The papers assembled in this volume explore a relatively new area in scholarship on the ancient novel: the relationship between an ostensibly non-philosophical genre and philosophy. This approach opens up several original themes for further research and debate. Platonising fiction was popular in the Second Sophistic and it took a variety of forms, ranging from the intertextual to the allegorical, and discussions of the origins of the novel-genre in antiquity have centred on the role of Socratic dialogue in general and Plato’s dialogues in particular as important precursors. The papers in this collection cover a variety of genres, ranging from the Greek and Roman novels to utopian narratives and fictional biographies, and seek by diverse methods to detect philosophical resonances in these texts.
In this fascinating study, Peter Johnson makes explicit the issues involved in using the novel as a source in moral philosophy. The book pays close attention to questions of method, aesthetic accounts of the novel and the nature of ethical knowledge. The views of leading philosophers are examined and criticised in the light of the book's distinctive contribution to the current debate.

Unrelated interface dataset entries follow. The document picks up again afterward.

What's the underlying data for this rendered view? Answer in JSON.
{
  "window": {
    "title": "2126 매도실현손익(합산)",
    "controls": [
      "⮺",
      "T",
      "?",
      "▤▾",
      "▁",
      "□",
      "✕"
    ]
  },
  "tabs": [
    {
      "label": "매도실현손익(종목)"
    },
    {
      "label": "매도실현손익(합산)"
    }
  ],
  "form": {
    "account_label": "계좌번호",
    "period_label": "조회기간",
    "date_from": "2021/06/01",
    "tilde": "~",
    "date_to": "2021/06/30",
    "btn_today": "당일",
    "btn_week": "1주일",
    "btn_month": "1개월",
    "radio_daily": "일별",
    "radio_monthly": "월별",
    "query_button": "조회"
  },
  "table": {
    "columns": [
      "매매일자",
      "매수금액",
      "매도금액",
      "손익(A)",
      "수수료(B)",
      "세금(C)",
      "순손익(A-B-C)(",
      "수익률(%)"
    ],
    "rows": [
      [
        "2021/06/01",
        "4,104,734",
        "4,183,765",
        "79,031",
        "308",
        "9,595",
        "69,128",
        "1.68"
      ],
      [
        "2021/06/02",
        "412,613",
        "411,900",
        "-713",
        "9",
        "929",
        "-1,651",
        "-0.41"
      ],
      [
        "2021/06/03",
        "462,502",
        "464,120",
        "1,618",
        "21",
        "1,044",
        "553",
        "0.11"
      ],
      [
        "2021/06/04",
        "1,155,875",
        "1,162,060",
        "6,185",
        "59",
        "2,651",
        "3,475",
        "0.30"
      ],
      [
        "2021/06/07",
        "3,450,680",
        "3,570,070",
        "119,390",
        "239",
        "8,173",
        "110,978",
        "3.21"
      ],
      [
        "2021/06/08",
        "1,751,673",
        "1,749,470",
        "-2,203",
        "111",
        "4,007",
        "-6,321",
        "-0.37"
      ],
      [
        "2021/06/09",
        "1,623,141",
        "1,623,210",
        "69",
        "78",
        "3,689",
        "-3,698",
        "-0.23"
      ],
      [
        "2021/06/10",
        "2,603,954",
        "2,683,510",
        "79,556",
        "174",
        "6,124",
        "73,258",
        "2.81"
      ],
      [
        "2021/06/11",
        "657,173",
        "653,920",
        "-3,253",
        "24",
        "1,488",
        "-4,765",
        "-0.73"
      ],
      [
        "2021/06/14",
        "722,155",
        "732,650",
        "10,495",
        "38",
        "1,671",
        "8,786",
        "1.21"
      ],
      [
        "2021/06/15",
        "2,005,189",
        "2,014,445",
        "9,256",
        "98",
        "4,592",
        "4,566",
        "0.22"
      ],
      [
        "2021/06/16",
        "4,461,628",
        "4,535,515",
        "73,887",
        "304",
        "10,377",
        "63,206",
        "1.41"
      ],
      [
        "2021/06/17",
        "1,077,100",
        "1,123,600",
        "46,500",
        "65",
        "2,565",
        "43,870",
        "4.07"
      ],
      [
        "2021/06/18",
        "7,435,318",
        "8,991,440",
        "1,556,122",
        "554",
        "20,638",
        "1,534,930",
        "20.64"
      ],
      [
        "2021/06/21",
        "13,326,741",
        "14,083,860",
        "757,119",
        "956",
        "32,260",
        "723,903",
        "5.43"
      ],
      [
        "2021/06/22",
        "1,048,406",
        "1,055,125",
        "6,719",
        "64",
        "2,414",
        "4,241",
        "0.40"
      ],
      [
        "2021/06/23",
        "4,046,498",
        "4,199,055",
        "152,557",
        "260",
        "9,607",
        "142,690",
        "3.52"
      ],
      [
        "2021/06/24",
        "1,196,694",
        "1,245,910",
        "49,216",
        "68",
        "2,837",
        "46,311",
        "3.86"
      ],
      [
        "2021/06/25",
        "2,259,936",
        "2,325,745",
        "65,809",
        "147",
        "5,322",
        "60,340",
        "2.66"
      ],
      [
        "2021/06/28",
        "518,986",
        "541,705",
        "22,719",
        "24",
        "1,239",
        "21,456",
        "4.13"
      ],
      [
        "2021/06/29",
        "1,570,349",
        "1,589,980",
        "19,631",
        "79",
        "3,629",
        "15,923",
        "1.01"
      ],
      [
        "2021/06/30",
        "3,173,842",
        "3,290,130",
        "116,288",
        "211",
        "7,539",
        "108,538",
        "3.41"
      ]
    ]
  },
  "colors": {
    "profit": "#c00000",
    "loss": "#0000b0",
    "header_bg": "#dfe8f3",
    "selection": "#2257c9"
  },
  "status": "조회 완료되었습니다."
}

This book examines the eighteenth-century novel in the context of emerging theories of happiness in early Enlightenment Europe. This important and richly interdisciplinary book offers both a new understanding of the cultural work the eighteenth-century novel performed, as well as an original interpretation of the Enlightenment’s ethical legacy.